### What needs to be done
Pictures stay out of the copy. Everything else in the records must be repeated exactly.

### Exercise data
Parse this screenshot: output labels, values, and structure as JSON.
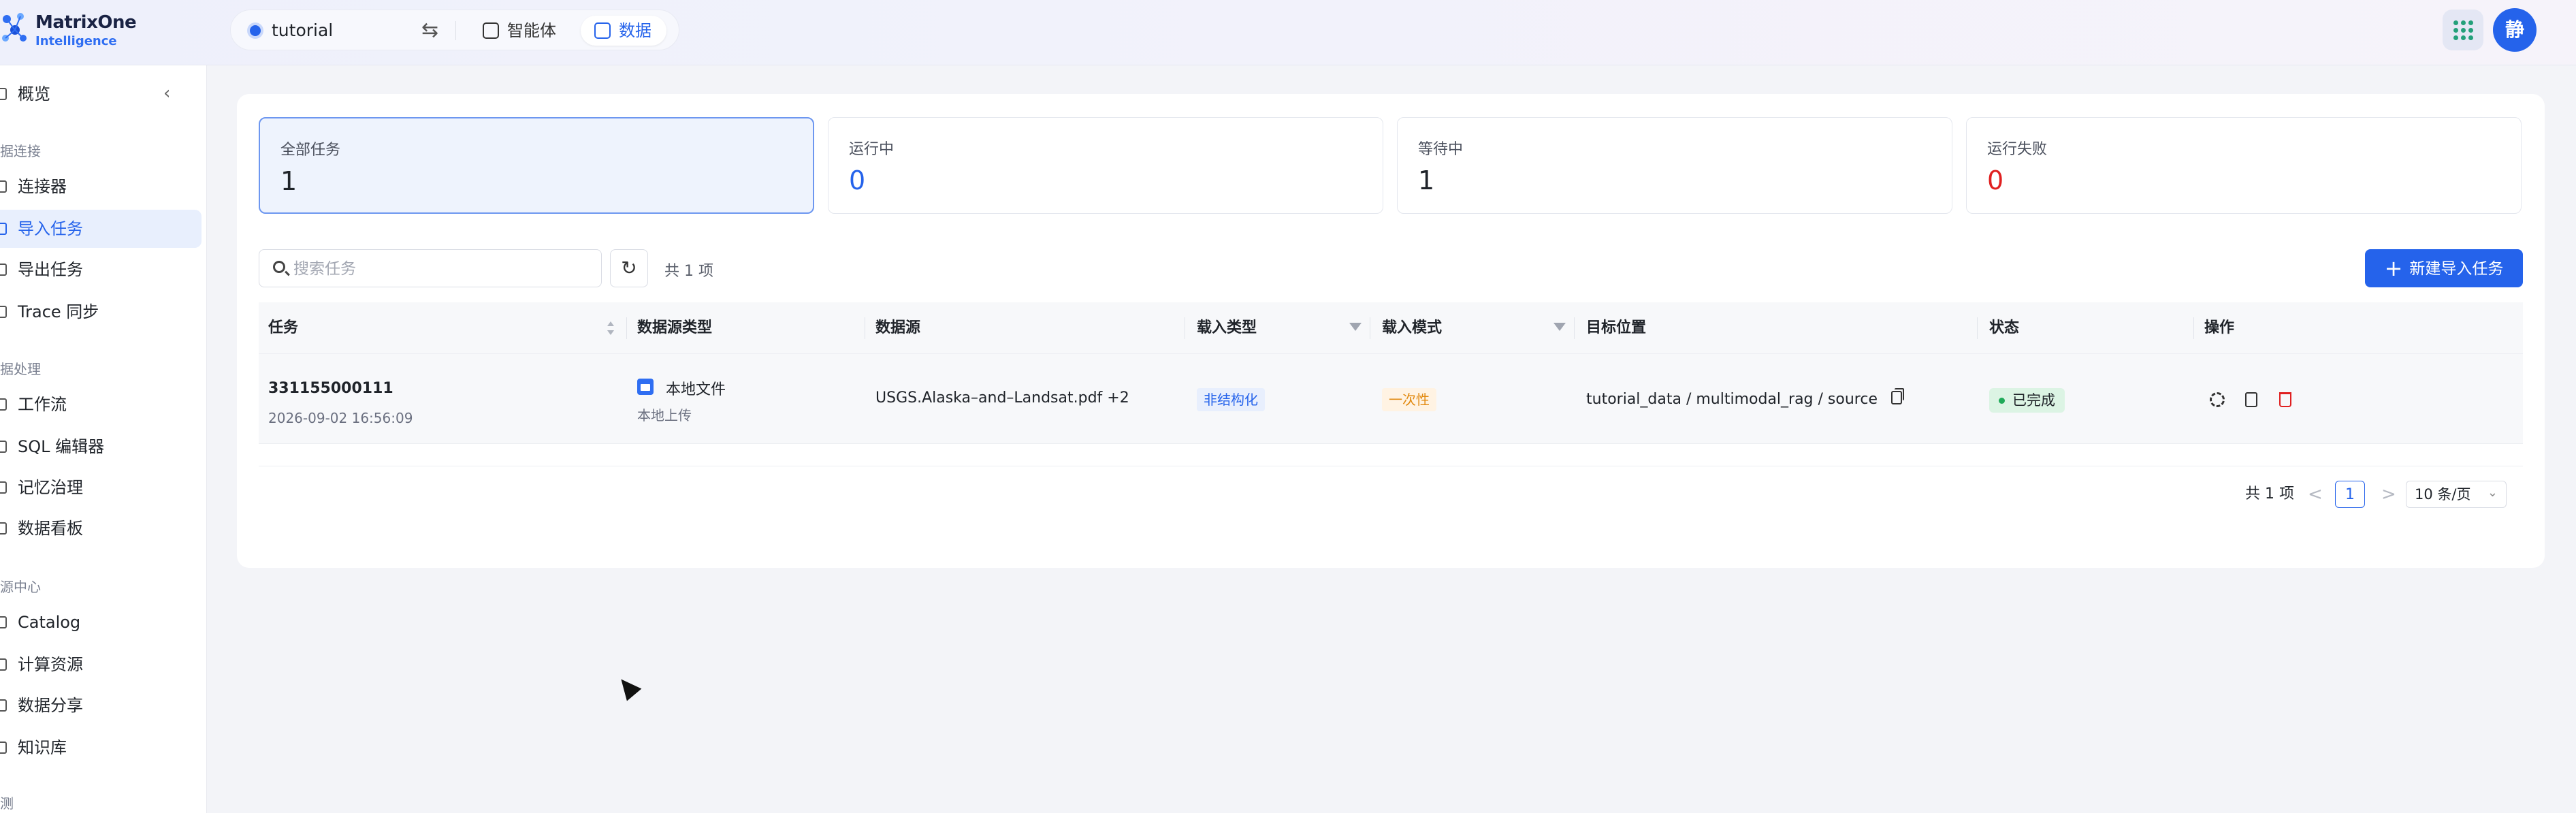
{
  "header": {
    "logo_line1": "MatrixOne",
    "logo_line2": "Intelligence",
    "workspace": "tutorial",
    "tabs": [
      {
        "label": "智能体"
      },
      {
        "label": "数据"
      }
    ],
    "avatar_text": "静",
    "accent_color": "#2563eb"
  },
  "sidebar": {
    "items": [
      {
        "label": "概览"
      },
      {
        "label": "连接器"
      },
      {
        "label": "导入任务"
      },
      {
        "label": "导出任务"
      },
      {
        "label": "Trace 同步"
      },
      {
        "label": "工作流"
      },
      {
        "label": "SQL 编辑器"
      },
      {
        "label": "记忆治理"
      },
      {
        "label": "数据看板"
      },
      {
        "label": "Catalog"
      },
      {
        "label": "计算资源"
      },
      {
        "label": "数据分享"
      },
      {
        "label": "知识库"
      }
    ],
    "groups": [
      "据连接",
      "据处理",
      "源中心",
      "测"
    ]
  },
  "stats": [
    {
      "label": "全部任务",
      "value": "1"
    },
    {
      "label": "运行中",
      "value": "0"
    },
    {
      "label": "等待中",
      "value": "1"
    },
    {
      "label": "运行失败",
      "value": "0"
    }
  ],
  "toolbar": {
    "search_placeholder": "搜索任务",
    "total_text": "共 1 项",
    "new_button_label": "新建导入任务"
  },
  "table": {
    "columns": [
      "任务",
      "数据源类型",
      "数据源",
      "载入类型",
      "载入模式",
      "目标位置",
      "状态",
      "操作"
    ],
    "rows": [
      {
        "task_id": "331155000111",
        "time": "2026-09-02 16:56:09",
        "source_type": "本地文件",
        "source_sub": "本地上传",
        "source": "USGS.Alaska–and–Landsat.pdf +2",
        "load_type": "非结构化",
        "load_mode": "一次性",
        "target": "tutorial_data / multimodal_rag / source",
        "status": "已完成"
      }
    ]
  },
  "pagination": {
    "total": "共 1 项",
    "prev": "<",
    "current": "1",
    "next": ">",
    "page_size": "10 条/页"
  }
}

### Solution to the exercise
Parse this screenshot: output labels, values, and structure as JSON.
{
  "header": {
    "logo_line1": "MatrixOne",
    "logo_line2": "Intelligence",
    "workspace": "tutorial",
    "tabs": [
      {
        "label": "智能体"
      },
      {
        "label": "数据"
      }
    ],
    "avatar_text": "静",
    "accent_color": "#2563eb"
  },
  "sidebar": {
    "items": [
      {
        "label": "概览"
      },
      {
        "label": "连接器"
      },
      {
        "label": "导入任务"
      },
      {
        "label": "导出任务"
      },
      {
        "label": "Trace 同步"
      },
      {
        "label": "工作流"
      },
      {
        "label": "SQL 编辑器"
      },
      {
        "label": "记忆治理"
      },
      {
        "label": "数据看板"
      },
      {
        "label": "Catalog"
      },
      {
        "label": "计算资源"
      },
      {
        "label": "数据分享"
      },
      {
        "label": "知识库"
      }
    ],
    "groups": [
      "据连接",
      "据处理",
      "源中心",
      "测"
    ]
  },
  "stats": [
    {
      "label": "全部任务",
      "value": "1"
    },
    {
      "label": "运行中",
      "value": "0"
    },
    {
      "label": "等待中",
      "value": "1"
    },
    {
      "label": "运行失败",
      "value": "0"
    }
  ],
  "toolbar": {
    "search_placeholder": "搜索任务",
    "total_text": "共 1 项",
    "new_button_label": "新建导入任务"
  },
  "table": {
    "columns": [
      "任务",
      "数据源类型",
      "数据源",
      "载入类型",
      "载入模式",
      "目标位置",
      "状态",
      "操作"
    ],
    "rows": [
      {
        "task_id": "331155000111",
        "time": "2026-09-02 16:56:09",
        "source_type": "本地文件",
        "source_sub": "本地上传",
        "source": "USGS.Alaska–and–Landsat.pdf +2",
        "load_type": "非结构化",
        "load_mode": "一次性",
        "target": "tutorial_data / multimodal_rag / source",
        "status": "已完成"
      }
    ]
  },
  "pagination": {
    "total": "共 1 项",
    "prev": "<",
    "current": "1",
    "next": ">",
    "page_size": "10 条/页"
  }
}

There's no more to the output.